Ghoulies proved to be one of the most successful pictures in Empire’s canon and Band has been chasing that magic for decades with countless creature features. These films bring a charming quality that alternates kid-friendly fun with just enough sex and violence to please teen viewers too. One of the most memorable aspects of this film is the ad campaign featuring a monster popping out of a toilet with the brilliant tagline “They’ll get you in the end”. True to the typical bait-and-switch form of these low-budget productions, no such scene appeared in the original version of the film. That was quickly corrected, but bears zero significance on the actual plot – not that anyone is watching this flick for its storyline. For what it’s worth, there appears to have been some studio interference with the script, as the happy ending feels as forced and unnecessary as the titular creatures. Audiences didn’t seem to care and the success in both theaters and on home video paved the way for three sequels. Ghoulies II is actually a more enjoyable movie, and I can honestly say that is the first time I have ever written that in a review.
Video and Audio:
Presented in the original 1.85:1 aspect ratio, this is likely the same transfer used for the recent Scream Factory Blu-ray release. Colors and black levels are respectable and consistent, although some flaws in the source material remain.

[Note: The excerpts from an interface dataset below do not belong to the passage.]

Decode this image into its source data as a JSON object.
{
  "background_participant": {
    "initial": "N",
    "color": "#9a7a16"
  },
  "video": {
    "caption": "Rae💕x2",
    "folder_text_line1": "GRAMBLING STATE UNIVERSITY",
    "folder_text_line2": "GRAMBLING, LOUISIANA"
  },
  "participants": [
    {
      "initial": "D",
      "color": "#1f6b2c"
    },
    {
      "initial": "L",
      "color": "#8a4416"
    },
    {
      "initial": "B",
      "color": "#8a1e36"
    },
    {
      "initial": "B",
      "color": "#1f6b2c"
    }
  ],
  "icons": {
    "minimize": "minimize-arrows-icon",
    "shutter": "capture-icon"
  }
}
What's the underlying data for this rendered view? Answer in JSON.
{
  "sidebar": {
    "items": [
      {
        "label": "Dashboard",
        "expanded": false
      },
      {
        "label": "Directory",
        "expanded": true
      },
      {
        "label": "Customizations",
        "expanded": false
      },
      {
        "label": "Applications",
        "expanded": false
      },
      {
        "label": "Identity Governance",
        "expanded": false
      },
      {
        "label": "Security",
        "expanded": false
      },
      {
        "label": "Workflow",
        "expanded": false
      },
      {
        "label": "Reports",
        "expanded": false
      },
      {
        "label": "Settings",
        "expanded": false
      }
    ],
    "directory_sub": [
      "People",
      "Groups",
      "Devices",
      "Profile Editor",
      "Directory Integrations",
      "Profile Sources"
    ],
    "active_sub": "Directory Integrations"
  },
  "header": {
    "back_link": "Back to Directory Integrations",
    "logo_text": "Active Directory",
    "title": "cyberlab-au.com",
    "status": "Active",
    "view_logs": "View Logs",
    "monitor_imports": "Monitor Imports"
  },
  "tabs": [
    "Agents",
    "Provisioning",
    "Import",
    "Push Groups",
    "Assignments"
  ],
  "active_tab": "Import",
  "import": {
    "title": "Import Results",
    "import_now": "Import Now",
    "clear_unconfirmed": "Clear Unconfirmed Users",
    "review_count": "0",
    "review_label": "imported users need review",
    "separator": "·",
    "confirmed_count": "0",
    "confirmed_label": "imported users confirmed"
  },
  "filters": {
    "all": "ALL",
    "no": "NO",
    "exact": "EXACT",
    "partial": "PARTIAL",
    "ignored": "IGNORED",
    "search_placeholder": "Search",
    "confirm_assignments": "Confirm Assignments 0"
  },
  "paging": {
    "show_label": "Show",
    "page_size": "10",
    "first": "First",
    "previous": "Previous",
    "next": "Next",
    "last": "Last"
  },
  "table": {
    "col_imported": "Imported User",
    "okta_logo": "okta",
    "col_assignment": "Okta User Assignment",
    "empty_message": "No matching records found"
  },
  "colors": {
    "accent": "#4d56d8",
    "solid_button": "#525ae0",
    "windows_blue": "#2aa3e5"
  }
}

The disc offers a DTS-HD MA 5.1 mix that keeps things active throughout the more magical moments. Dialogue remains clear and free from distortion and is balanced well with the music and effects tracks.
English subtitles are available for anyone in need.
Luca Bercovici offers a brief (1 minute) introduction to the film, thanking fans for keeping it alive.
Bercovici gets a second chance at recording an audio commentary, following his abysmal efforts for the domestic Blu-ray release in which he ran out of things to say within twenty minutes. The new track is moderated by Jason Andreasson to keep the director awake and on topic. The results, while infinitely better, are still a bit tedious, but it is nice to finally hear a more detailed account of the making of this project.
In the informative and entertaining interview Just 'cos of the Chick Man! (34 minutes), Bercovici discusses how he got into the industry and provides a basic overview of his career. He has a lot of nice things to say about his experience directing Ghoulies, but is also upfront about his disappointments. He is well aware of the kind of movie he made and is thrilled that people still enjoy it. Inevitably the talk turns to the difficulties of production and some financial failings that forced the director to sue Charles Band for payment.
Ted Nicolaou (TerrorVision) shares his experiences working at Empire Pictures in Editing an Empire (28 minutes). He acknowledges that Band’s reputation was well known, but the job opportunities made it worth putting up with the occasional hassle of chasing down paychecks. This is a highly enjoyable interview, as Nicolaou spills the beans on some fantastic Charles Band stories.
The Mind Is A Terrible Thing To Waste (22 minutes) catches up with Scott Thomson, who discusses working with Bercovici as an actor in Frightmare, which was the experience that led him to Ghoulies. He has plenty of nice things to say about the director, his fellow cast members and his approach to breakdancing.
A 16-page booklet with an essay titled “The Empire that Ghoulies Built” by Dave Jay offers a nice history of the feature and includes many photographs in both color and black and white.